- Opening Delimiter -

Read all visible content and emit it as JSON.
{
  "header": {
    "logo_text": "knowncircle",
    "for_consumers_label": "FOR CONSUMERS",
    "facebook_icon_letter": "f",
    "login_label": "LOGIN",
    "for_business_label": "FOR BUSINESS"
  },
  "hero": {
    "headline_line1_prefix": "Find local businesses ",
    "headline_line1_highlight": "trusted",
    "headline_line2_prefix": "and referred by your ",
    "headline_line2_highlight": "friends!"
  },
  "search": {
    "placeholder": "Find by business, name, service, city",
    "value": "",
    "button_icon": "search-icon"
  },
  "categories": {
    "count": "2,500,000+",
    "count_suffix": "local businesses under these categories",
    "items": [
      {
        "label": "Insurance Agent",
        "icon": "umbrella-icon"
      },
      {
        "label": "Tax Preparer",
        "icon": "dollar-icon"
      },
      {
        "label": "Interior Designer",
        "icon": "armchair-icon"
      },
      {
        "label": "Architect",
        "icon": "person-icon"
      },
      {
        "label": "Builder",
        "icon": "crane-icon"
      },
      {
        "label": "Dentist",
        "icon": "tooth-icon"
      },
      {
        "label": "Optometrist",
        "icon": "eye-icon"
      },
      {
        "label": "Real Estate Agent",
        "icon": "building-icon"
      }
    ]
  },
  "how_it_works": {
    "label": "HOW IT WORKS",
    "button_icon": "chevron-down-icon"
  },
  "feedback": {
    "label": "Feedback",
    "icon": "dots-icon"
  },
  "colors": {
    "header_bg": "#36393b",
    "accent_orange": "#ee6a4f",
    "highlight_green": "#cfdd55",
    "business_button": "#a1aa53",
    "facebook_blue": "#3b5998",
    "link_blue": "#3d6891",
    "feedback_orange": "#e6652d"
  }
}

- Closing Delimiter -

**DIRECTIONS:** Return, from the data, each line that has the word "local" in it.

**RESPONSE FOR THIS EXERCISE:**
    "headline_line1_prefix": "Find local businesses ",
    "count_suffix": "local businesses under these categories",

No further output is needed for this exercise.